Hallie’s new novel The French Lesson is set during the French Revolution and is told from the perspective of the female power players. Full of intrigue and suspense and if you enjoy historical fiction this is a must. I will be reviewing shortly.
Also arrived this week is the forthcoming latest from the best-selling author Louise Candlish called The Swimming Pool due out on 5 May by Penguin books.
This promises to be a real thriller, set in a heady summer and the Elm Hill Lido has opened and Natalie finds she is spending time by the pool drawn by the glamorous Laura Channing, but something is not as it seems, why is Natalie haunted by another Summer from the distant past? The Swimming Pool promises to be a dark and addictive.
Arriving with the book was a short story by Louise called The Intruder at Number 40.
At around 30 pages and available for download for Kindle through amazon this is a story of an estate agent in an affluent town called Lime Park, a story of illicit thoughts connected to Amber Fraser, and for Ryan Steer, Amber Fraser is worth the risk.
Being a lover of the natural world, I was delighted with today’s books one from 2015 and one very recent release.
Rain by Melissa Harrison was released on 3 March by Faber & Faber and looks at our relationship with one of the elements we know so well in this country, and I am talking of rain. Four seasons, four rain showers and four different parts of the country in Wicken Fen, Shropshire, Darent Valley and Dartmoor. In Rain, Mellisa looks at how our countryside changes with each shower as well as our relationship as well as the wildlife that inhabits these areas. Melissa writes a monthly column for The Times called the Nature Notebook which is worth a read if you have not come across it. I will be reviewing Rain by Melissa Harrison soon.
Common Ground by Rob Cowan has just been released in paperback by Windmill Books and is a pure delight to read for anyone who loves wonderful nature writing. Rob moved from London to Yorkshire and over the course of one year in one square mile looks at the kaleidoscope of wildlife in that square mile. This is nature writing at it’s very best. Full review to follow.
In the last week I have reviewed the following two books Blood and Roses by Catherine Hokin published by Yolk Publishing.
You can read my review Here and then my next came the amazing Rush Oh! by Shirley Barrett one of the best debut novels so far in 2016 and is now longlisted for the Bailey’s Prize 2016 and personally speaking I am hoping it makes the shortlist next week.
You can read my review Here So on to my current reading this weekend. From the pen of Helen Oyeyemi comes What is Not Yours is Not Yours.
Due for release on 21 April by Picador What is Not Yours is Not Yours. Is an incredible series of short stories from lost libraries to locked gardens and of marshalnds where the drowned dead live. A stunning collection of stories. A full review will be published soon. When the hardback hits the shops later this month my advice go and check the book out, the actual cover is something rather special.

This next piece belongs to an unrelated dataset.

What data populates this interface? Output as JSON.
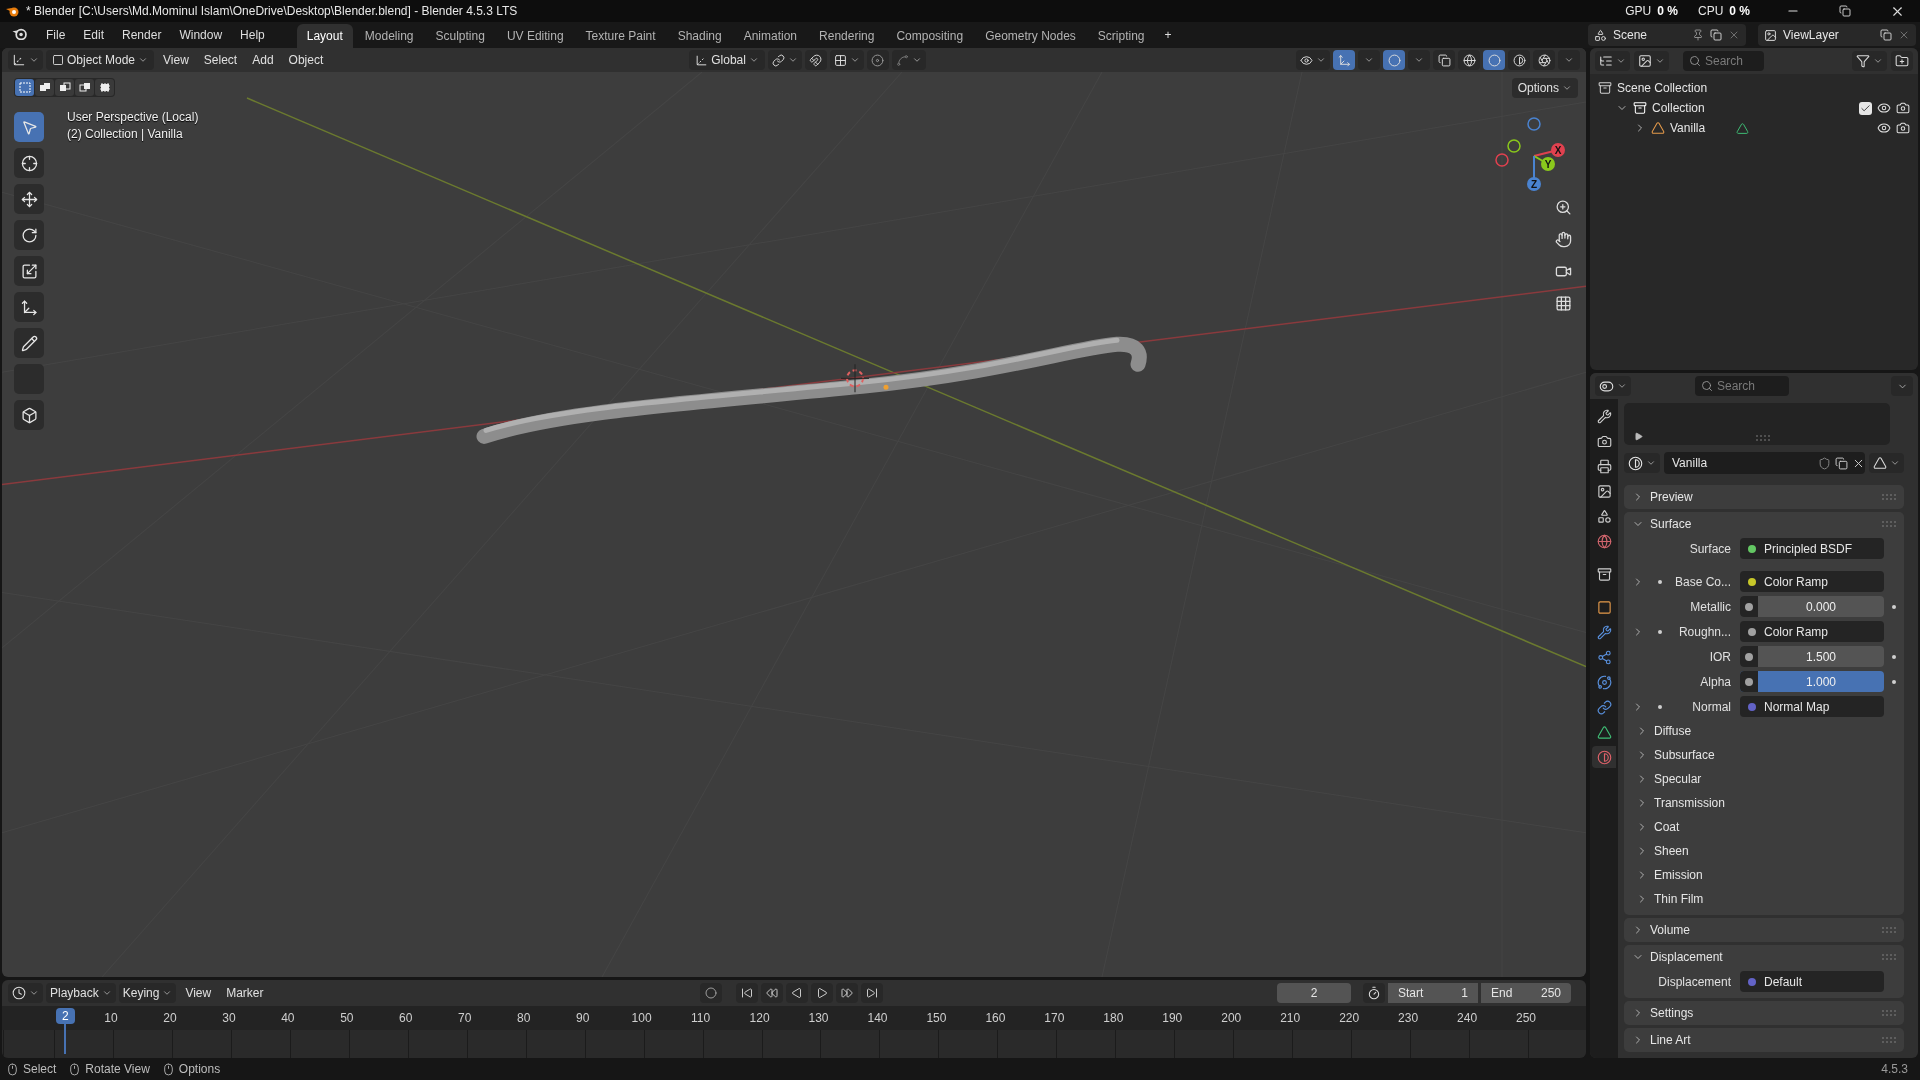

Also just re-released and published by Black Swan is the classic The Last Good Kiss by James Crumley.
First released in 1978 it has become a cult crime novel, having an alcoholic bulldog in the story called Fireball Roberts must surely be a cult crime novel. Look out for my review coming soon.
Book reviews coming in the coming week include My Name is Lucy Barton by Elizabeth Strout and published by Viking and is also longlisted for the Bailey’s prize 2016.
Then there will be the review of The Midnight Watch by David Dyer published Atlantic Books and tells the infamous story of SS Californian and the Titanic and its role as the Titanic sank with the loss of so many lives. A timely release as the anniversary of the sinking of the Titanic approaches.
That’s it for this week’s round up you can of course follow me on Twitter @thelastword1962 for lots more bookish chat. Until next time.